Component data from apps and pages:

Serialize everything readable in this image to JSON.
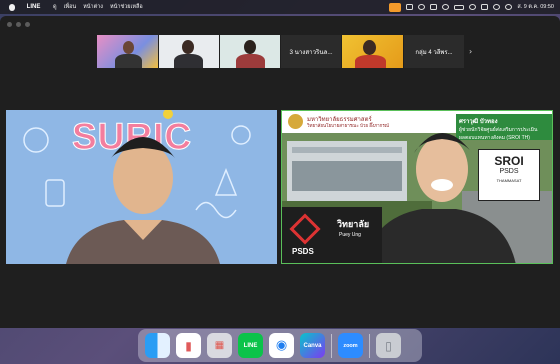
{
  "menubar": {
    "app_name": "LINE",
    "items": [
      "ดู",
      "เพื่อน",
      "หน้าต่าง",
      "หน้าช่วยเหลือ"
    ],
    "clock": "ส. 9 ต.ค. 09:50"
  },
  "meeting": {
    "participant_strip": {
      "named_tile_label": "3 นางสาวรินล...",
      "group_tile_label": "กลุ่ม 4 วลีพร..."
    },
    "left_video": {
      "backdrop_text": "SURIC"
    },
    "right_video": {
      "university_name": "มหาวิทยาลัยธรรมศาสตร์",
      "faculty_name": "วิทยาลัยนโยบายสาธารณะ ป๋วย อึ๊งภากรณ์",
      "ribbon_name": "ศราวุฒิ บัวทอง",
      "ribbon_line1": "ผู้ช่วยนักวิจัยศูนย์ส่งเสริมการประเมิน",
      "ribbon_line2": "ผลตอบแทนทางสังคม (SROI TH)",
      "sroi_title": "SROI",
      "sroi_sub": "PSDS",
      "sroi_caption": "THAMMASAT",
      "psds_logo_text": "PSDS",
      "psds_thai": "วิทยาลัย",
      "psds_en": "Puey Ung"
    }
  },
  "dock": {
    "line_label": "LINE",
    "canva_label": "Canva",
    "zoom_label": "zoom"
  },
  "colors": {
    "active_speaker_border": "#5ac05a",
    "ribbon_green": "#2e8b3e",
    "accent_orange": "#f39a2b"
  }
}
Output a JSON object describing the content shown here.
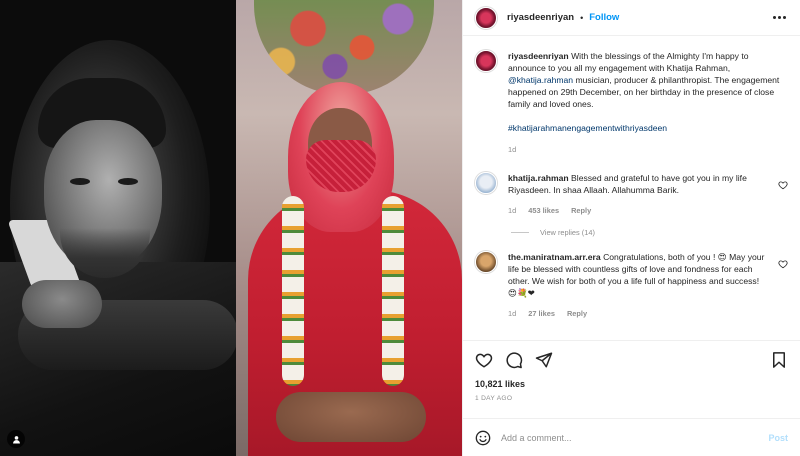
{
  "post": {
    "author": "riyasdeenriyan",
    "separator": "•",
    "follow_label": "Follow",
    "caption": {
      "username": "riyasdeenriyan",
      "text_before_mention": "With the blessings of the Almighty I'm happy to announce to you all my engagement with Khatija Rahman,",
      "mention": "@khatija.rahman",
      "text_after_mention": "musician, producer & philanthropist. The engagement happened on 29th December, on her birthday in the presence of close family and loved ones.",
      "hashtag": "#khatijarahmanengagementwithriyasdeen",
      "time": "1d"
    },
    "comments": [
      {
        "username": "khatija.rahman",
        "text": "Blessed and grateful to have got you in my life Riyasdeen. In shaa Allaah. Allahumma Barik.",
        "time": "1d",
        "likes": "453 likes",
        "reply_label": "Reply",
        "view_replies": "View replies (14)"
      },
      {
        "username": "the.maniratnam.arr.era",
        "text": "Congratulations, both of you ! 😍 May your life be blessed with countless gifts of love and fondness for each other. We wish for both of you a life full of happiness and success! 😍💐❤",
        "time": "1d",
        "likes": "27 likes",
        "reply_label": "Reply"
      }
    ],
    "likes": "10,821 likes",
    "posted_ago": "1 DAY AGO",
    "add_comment_placeholder": "Add a comment...",
    "post_label": "Post"
  },
  "colors": {
    "link_blue": "#0095f6",
    "mention_blue": "#00376b",
    "muted_gray": "#8e8e8e",
    "post_disabled": "#b2dffc"
  },
  "icons": [
    "user-tag-icon",
    "more-options-icon",
    "heart-icon",
    "comment-icon",
    "share-icon",
    "bookmark-icon",
    "emoji-icon"
  ]
}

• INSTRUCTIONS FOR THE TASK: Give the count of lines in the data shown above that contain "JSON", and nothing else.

• RESULT BELOW: 2